Great Plains Studies, Center for


Date of this Version

Fall 2004


Published in Great Plains Research Vol. 14, No. 2, 2004. Copyright © 2004 The Center for Great Plains Studies, University of Nebraska–Lincoln. Used by permission.

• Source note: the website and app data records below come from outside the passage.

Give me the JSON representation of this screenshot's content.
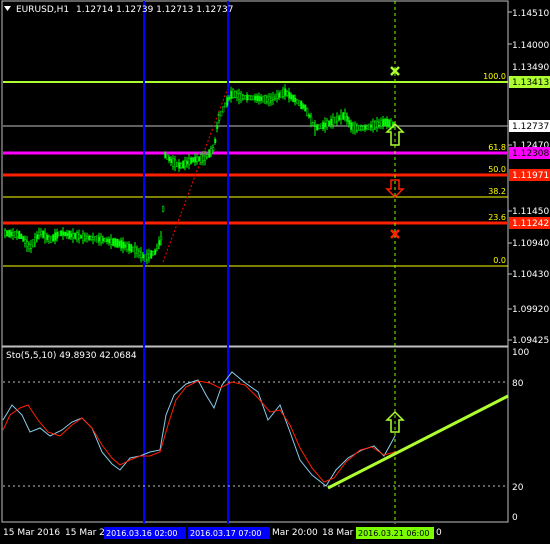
{
  "header": {
    "symbol_label": "EURUSD,H1",
    "ohlc_text": "1.12714 1.12739 1.12713 1.12737",
    "menu_arrow": "▼"
  },
  "price_axis": {
    "ticks": [
      "1.14510",
      "1.14000",
      "1.13490",
      "1.12470",
      "1.11960",
      "1.11450",
      "1.10940",
      "1.10430",
      "1.09920",
      "1.09425"
    ],
    "current_price": "1.12737"
  },
  "fib_levels": [
    {
      "pct": "100.0",
      "price": "1.13413",
      "color": "#ADFF2F",
      "text_color": "#000000"
    },
    {
      "pct": "61.8",
      "price": "1.12308",
      "color": "#FF00FF",
      "text_color": "#000000"
    },
    {
      "pct": "50.0",
      "price": "1.11971",
      "color": "#FF2000",
      "text_color": "#FFFFFF"
    },
    {
      "pct": "38.2",
      "price": "",
      "color": "#FFFF00",
      "text_color": "#000000"
    },
    {
      "pct": "23.6",
      "price": "1.11242",
      "color": "#FF2000",
      "text_color": "#FFFFFF"
    },
    {
      "pct": "0.0",
      "price": "",
      "color": "#FFFF00",
      "text_color": "#000000"
    }
  ],
  "signals": {
    "up_arrow_color": "#ADFF2F",
    "down_arrow_color": "#FF2000",
    "cross_green": "#ADFF2F",
    "cross_red": "#FF2000"
  },
  "indicator": {
    "label": "Sto(5,5,10) 49.8930 42.0684",
    "axis_ticks": [
      "100",
      "80",
      "20",
      "0"
    ],
    "main_color": "#FF2000",
    "signal_color": "#87CEEB",
    "trendline_color": "#ADFF2F"
  },
  "time_axis": {
    "labels": [
      "15 Mar 2016",
      "15 Mar 2",
      "Mar 20:00",
      "18 Mar"
    ],
    "highlight_labels": [
      "2016.03.16 02:00",
      "2016.03.17 07:00"
    ],
    "cursor_label": "2016.03.21 06:00",
    "tail_label": "0"
  },
  "colors": {
    "bull_bear": "#00FF00",
    "vertical_lines": "#0000FF",
    "grid": "#C0C0C0",
    "dashed_cursor": "#7CFC00",
    "fib_diagonal": "#FF0000"
  }
}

Stull and Broadway capture fifteen years' experience examining structural shifts and community consequences of an increasingly industrialized meat production system in North America, with particular attention to the meatpacking sector. Their impressive, wide-ranging coverage of changing beef, poultry, and pork production systems and their influence on rural cultures will no doubt be a staple resource for scholars, policy makers, and communities in the Great Plains and elsewhere grappling with dramatic changes in our nation's food system.
An initial chapter aptly outlines the contours of agricultural industrialization, followed by a chapter each devoted specifically to the three major meat sectors. The following two chapters detail the changing inner workings of the meatpacking sector, noting that despite significant technological transformations, the labor, class, and safety problems documented by Upton Sinclair a century earlier remain remarkably unchanged.